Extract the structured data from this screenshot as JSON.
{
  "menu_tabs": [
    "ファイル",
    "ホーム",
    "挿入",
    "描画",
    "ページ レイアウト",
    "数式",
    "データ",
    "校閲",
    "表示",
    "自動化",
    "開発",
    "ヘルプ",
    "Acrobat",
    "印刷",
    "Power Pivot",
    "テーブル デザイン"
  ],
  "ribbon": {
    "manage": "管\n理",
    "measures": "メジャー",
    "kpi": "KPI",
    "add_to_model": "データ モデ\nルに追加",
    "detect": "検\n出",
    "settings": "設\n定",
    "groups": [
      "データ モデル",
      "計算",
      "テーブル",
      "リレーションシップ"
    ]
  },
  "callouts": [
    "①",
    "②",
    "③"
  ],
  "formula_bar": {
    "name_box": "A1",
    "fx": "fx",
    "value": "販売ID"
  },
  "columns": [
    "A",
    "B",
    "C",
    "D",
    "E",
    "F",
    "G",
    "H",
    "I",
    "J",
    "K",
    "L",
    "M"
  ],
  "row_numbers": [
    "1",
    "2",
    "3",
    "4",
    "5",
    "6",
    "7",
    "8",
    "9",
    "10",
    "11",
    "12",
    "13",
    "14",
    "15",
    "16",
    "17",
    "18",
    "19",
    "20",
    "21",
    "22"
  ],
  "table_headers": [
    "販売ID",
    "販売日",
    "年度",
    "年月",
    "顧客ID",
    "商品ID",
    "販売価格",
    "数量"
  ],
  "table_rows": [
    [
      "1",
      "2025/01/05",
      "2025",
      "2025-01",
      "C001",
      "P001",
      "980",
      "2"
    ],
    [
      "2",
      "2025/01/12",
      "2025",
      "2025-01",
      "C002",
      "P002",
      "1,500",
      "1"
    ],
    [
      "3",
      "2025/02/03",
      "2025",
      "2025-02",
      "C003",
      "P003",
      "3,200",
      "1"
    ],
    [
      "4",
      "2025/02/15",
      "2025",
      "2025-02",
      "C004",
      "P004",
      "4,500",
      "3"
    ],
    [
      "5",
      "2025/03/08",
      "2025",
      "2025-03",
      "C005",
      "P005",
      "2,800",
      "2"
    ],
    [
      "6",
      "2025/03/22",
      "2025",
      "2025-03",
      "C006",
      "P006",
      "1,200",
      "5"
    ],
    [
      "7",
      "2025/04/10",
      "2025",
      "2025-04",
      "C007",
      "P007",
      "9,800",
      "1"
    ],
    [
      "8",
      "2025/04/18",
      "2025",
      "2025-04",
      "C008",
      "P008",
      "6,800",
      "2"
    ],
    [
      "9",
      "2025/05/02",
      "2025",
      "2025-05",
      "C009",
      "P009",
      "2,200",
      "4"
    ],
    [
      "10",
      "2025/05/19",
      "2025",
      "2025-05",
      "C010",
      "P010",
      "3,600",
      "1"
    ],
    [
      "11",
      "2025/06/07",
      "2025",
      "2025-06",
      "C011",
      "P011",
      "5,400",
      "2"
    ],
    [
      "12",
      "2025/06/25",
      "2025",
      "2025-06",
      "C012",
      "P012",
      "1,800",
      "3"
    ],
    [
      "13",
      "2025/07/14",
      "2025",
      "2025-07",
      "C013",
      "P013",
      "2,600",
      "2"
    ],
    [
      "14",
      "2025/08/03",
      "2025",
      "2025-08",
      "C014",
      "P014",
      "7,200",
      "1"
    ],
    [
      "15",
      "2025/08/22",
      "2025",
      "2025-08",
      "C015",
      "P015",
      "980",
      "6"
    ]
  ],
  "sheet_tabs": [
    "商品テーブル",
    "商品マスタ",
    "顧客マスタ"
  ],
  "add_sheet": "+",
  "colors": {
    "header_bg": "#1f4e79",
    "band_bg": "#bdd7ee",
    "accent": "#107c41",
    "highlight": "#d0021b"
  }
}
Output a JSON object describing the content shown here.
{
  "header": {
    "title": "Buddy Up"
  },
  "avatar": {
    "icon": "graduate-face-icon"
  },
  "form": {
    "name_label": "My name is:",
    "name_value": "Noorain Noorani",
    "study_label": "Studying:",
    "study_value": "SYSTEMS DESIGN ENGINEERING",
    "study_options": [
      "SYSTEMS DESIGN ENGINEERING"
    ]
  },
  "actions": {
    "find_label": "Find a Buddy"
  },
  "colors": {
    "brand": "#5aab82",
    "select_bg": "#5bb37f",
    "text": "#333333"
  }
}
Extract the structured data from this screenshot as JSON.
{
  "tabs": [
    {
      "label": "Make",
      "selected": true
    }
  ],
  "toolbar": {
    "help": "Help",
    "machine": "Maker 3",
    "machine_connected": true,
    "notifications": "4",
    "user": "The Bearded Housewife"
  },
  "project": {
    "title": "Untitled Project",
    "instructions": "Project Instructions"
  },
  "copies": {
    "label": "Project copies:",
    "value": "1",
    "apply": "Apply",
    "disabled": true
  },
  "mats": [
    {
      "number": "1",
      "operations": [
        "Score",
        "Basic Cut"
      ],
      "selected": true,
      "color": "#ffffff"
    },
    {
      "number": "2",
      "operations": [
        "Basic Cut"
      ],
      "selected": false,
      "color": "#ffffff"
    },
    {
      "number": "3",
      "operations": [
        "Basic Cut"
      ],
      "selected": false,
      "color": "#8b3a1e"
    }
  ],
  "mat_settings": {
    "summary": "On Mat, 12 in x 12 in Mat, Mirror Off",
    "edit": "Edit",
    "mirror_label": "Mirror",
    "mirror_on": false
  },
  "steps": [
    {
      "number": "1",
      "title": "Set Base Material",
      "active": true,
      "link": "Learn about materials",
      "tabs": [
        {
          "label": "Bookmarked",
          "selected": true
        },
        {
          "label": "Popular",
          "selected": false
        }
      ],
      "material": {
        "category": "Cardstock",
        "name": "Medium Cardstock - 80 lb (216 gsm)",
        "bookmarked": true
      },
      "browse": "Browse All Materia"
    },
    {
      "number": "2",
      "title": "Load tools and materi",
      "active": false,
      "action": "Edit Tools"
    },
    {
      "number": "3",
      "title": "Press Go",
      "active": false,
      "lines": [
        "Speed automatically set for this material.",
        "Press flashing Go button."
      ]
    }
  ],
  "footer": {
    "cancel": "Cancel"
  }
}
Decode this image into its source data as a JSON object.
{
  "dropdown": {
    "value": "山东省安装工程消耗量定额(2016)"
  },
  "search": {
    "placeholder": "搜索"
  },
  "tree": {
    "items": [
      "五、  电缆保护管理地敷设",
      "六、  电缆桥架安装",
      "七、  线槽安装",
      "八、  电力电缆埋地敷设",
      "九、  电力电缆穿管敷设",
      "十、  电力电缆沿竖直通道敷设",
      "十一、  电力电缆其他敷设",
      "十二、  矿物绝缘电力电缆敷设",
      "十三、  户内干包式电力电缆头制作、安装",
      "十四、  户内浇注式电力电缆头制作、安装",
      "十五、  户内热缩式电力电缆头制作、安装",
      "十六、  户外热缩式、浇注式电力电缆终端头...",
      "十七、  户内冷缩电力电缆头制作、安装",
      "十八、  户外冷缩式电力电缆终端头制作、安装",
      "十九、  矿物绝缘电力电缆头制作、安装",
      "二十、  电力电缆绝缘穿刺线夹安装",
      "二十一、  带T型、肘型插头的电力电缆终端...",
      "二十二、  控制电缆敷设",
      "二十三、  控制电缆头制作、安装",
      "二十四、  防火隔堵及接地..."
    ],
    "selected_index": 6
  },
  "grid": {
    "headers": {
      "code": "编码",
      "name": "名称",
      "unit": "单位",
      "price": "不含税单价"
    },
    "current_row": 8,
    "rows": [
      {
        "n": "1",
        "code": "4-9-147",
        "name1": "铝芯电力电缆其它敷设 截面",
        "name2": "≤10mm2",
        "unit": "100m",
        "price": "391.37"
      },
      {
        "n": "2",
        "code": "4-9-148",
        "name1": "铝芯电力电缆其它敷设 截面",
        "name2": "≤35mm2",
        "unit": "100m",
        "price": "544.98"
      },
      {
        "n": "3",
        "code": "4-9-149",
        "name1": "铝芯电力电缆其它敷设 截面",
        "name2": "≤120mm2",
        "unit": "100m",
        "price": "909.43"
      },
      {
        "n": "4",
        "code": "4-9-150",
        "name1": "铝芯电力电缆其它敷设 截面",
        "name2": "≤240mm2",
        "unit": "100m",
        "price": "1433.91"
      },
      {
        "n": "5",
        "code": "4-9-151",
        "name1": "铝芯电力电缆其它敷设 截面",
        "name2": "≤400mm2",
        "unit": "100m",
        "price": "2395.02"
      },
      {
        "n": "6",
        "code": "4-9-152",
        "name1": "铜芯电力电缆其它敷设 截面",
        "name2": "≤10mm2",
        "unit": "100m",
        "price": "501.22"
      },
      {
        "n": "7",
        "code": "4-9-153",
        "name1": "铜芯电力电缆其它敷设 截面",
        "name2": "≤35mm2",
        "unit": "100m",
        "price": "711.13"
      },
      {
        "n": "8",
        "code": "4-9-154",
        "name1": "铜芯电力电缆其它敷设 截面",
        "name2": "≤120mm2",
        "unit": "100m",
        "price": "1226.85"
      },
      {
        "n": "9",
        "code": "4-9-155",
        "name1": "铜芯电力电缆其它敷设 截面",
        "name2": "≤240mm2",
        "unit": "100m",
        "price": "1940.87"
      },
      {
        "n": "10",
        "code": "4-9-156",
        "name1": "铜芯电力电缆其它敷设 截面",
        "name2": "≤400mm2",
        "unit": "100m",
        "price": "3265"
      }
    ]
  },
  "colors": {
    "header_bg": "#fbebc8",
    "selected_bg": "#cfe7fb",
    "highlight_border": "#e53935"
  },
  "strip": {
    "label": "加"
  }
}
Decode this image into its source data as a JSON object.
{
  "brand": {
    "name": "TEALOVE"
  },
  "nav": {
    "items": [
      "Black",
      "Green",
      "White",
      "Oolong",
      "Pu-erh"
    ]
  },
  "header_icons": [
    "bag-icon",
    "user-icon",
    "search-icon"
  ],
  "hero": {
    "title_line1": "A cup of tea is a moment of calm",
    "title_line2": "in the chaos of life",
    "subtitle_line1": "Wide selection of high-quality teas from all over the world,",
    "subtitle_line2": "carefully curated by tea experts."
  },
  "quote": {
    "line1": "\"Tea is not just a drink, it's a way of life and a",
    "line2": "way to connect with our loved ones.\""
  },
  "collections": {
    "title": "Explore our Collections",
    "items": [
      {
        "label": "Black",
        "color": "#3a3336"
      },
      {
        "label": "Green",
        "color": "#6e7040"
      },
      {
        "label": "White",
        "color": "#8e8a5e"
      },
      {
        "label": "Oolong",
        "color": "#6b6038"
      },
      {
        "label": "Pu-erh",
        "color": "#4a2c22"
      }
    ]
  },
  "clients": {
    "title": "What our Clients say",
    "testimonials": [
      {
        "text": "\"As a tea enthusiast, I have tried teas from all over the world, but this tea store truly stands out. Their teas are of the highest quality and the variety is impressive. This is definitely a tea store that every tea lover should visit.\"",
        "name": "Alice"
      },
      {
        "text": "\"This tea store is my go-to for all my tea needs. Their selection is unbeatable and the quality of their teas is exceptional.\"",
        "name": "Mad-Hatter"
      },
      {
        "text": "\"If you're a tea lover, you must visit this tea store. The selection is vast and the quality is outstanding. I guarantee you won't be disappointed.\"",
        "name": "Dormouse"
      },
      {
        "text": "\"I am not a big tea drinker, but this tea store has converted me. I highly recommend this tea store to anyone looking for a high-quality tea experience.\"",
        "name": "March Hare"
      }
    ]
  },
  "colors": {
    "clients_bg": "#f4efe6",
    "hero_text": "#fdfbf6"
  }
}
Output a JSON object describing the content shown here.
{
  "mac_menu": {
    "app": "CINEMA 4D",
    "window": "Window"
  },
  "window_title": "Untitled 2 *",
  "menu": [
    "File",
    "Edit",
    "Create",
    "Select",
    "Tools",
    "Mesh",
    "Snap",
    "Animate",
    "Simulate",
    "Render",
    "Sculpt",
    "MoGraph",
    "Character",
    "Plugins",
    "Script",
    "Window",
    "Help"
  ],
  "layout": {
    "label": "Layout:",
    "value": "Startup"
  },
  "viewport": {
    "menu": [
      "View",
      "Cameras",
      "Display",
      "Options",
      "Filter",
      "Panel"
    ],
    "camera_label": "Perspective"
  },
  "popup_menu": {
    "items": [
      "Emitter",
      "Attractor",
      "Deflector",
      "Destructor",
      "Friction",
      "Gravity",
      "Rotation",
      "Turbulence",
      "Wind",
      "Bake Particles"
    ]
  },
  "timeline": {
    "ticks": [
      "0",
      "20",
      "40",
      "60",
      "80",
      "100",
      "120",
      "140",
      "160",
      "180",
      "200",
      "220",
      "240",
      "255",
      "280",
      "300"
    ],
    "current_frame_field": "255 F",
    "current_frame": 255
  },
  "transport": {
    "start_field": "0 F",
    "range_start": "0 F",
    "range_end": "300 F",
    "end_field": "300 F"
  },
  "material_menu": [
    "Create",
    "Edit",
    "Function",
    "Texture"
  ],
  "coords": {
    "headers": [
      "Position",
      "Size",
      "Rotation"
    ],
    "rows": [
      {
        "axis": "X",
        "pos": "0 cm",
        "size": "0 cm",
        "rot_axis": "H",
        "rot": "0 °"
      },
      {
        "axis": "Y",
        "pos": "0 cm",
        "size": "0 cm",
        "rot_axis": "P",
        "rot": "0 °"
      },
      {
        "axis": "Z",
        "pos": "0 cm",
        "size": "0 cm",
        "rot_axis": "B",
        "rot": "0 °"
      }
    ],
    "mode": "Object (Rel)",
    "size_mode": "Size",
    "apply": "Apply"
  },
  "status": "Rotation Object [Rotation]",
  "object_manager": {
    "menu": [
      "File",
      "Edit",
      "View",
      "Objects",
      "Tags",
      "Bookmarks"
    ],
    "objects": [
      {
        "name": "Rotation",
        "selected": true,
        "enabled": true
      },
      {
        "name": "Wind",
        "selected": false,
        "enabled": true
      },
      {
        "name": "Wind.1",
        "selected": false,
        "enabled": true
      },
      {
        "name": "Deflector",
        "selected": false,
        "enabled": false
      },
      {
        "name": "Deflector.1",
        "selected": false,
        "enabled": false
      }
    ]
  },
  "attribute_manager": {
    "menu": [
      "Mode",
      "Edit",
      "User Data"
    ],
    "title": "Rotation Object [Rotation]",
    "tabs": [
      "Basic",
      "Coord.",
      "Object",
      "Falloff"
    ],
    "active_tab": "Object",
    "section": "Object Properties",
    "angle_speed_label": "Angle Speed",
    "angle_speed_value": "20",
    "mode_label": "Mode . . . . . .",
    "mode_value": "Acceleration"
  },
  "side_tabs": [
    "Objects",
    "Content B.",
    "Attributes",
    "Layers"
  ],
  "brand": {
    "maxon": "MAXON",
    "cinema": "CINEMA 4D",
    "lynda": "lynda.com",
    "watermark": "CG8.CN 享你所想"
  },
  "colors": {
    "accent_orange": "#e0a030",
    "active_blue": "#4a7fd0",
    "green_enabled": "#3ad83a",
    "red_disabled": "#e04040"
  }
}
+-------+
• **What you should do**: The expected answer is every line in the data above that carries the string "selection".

• **Reply to the task**:
    "subtitle_line1": "Wide selection of high-quality teas from all over the world,",
        "text": "\"This tea store is my go-to for all my tea needs. Their selection is unbeatable and the quality of their teas is exceptional.\"",
        "text": "\"If you're a tea lover, you must visit this tea store. The selection is vast and the quality is outstanding. I guarantee you won't be disappointed.\"",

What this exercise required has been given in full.